== MATERIAL SUPPLIED

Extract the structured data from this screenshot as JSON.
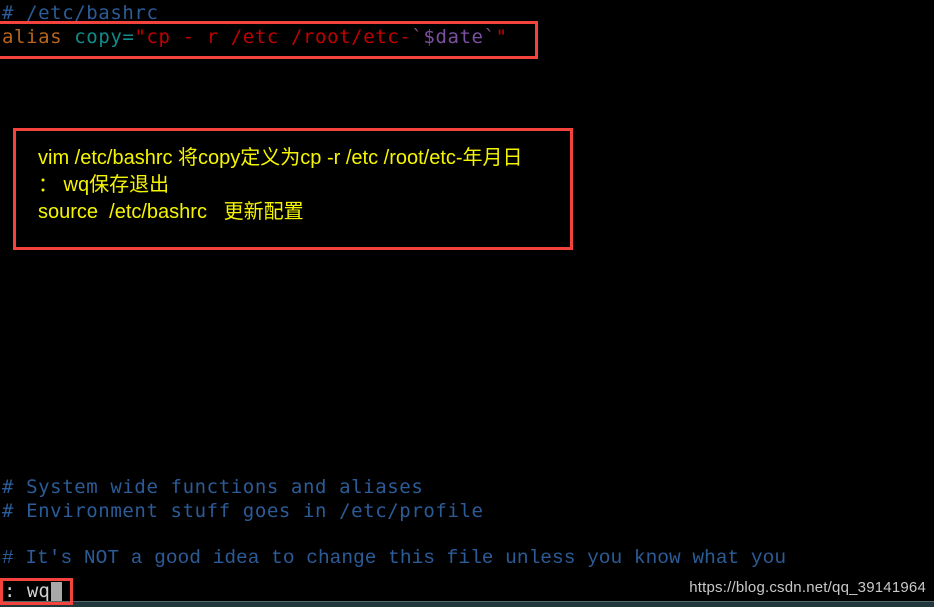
{
  "window": {
    "title": "vim /etc/bashrc",
    "background_color": "#000000"
  },
  "editor": {
    "lines": {
      "comment_bashrc": "# /etc/bashrc",
      "alias": {
        "keyword": "alias",
        "space1": " ",
        "name": "copy",
        "equals": "=",
        "quote_open": "\"",
        "command": "cp - r /etc /root/etc-",
        "backtick_open": "`",
        "variable": "$date",
        "backtick_close": "`",
        "quote_close": "\""
      },
      "comment_system": "# System wide functions and aliases",
      "comment_environment": "# Environment stuff goes in /etc/profile",
      "comment_not": "# It's NOT a good idea to change this file unless you know what you"
    },
    "colors": {
      "comment": "#2b5c98",
      "alias_keyword": "#b5651d",
      "alias_name": "#128b8b",
      "string": "#c00000",
      "subshell_variable": "#7c4fa0",
      "backtick": "#8a4a7a"
    }
  },
  "status": {
    "command": ": wq",
    "cursor": "block-cursor"
  },
  "annotations": {
    "accent_color": "#f4433c",
    "note_text_color": "#f5f500",
    "alias_highlight_label": "alias-line-highlight",
    "status_highlight_label": "status-line-highlight",
    "note": {
      "line1": "vim /etc/bashrc 将copy定义为cp -r /etc /root/etc-年月日",
      "line2": "： wq保存退出",
      "line3": "source  /etc/bashrc   更新配置"
    }
  },
  "watermark": {
    "text": "https://blog.csdn.net/qq_39141964"
  }
}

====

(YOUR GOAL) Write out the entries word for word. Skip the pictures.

(RESULT)
Extract the structured data from this screenshot as JSON.
{
  "window": {
    "title": "vim /etc/bashrc",
    "background_color": "#000000"
  },
  "editor": {
    "lines": {
      "comment_bashrc": "# /etc/bashrc",
      "alias": {
        "keyword": "alias",
        "space1": " ",
        "name": "copy",
        "equals": "=",
        "quote_open": "\"",
        "command": "cp - r /etc /root/etc-",
        "backtick_open": "`",
        "variable": "$date",
        "backtick_close": "`",
        "quote_close": "\""
      },
      "comment_system": "# System wide functions and aliases",
      "comment_environment": "# Environment stuff goes in /etc/profile",
      "comment_not": "# It's NOT a good idea to change this file unless you know what you"
    },
    "colors": {
      "comment": "#2b5c98",
      "alias_keyword": "#b5651d",
      "alias_name": "#128b8b",
      "string": "#c00000",
      "subshell_variable": "#7c4fa0",
      "backtick": "#8a4a7a"
    }
  },
  "status": {
    "command": ": wq",
    "cursor": "block-cursor"
  },
  "annotations": {
    "accent_color": "#f4433c",
    "note_text_color": "#f5f500",
    "alias_highlight_label": "alias-line-highlight",
    "status_highlight_label": "status-line-highlight",
    "note": {
      "line1": "vim /etc/bashrc 将copy定义为cp -r /etc /root/etc-年月日",
      "line2": "： wq保存退出",
      "line3": "source  /etc/bashrc   更新配置"
    }
  },
  "watermark": {
    "text": "https://blog.csdn.net/qq_39141964"
  }
}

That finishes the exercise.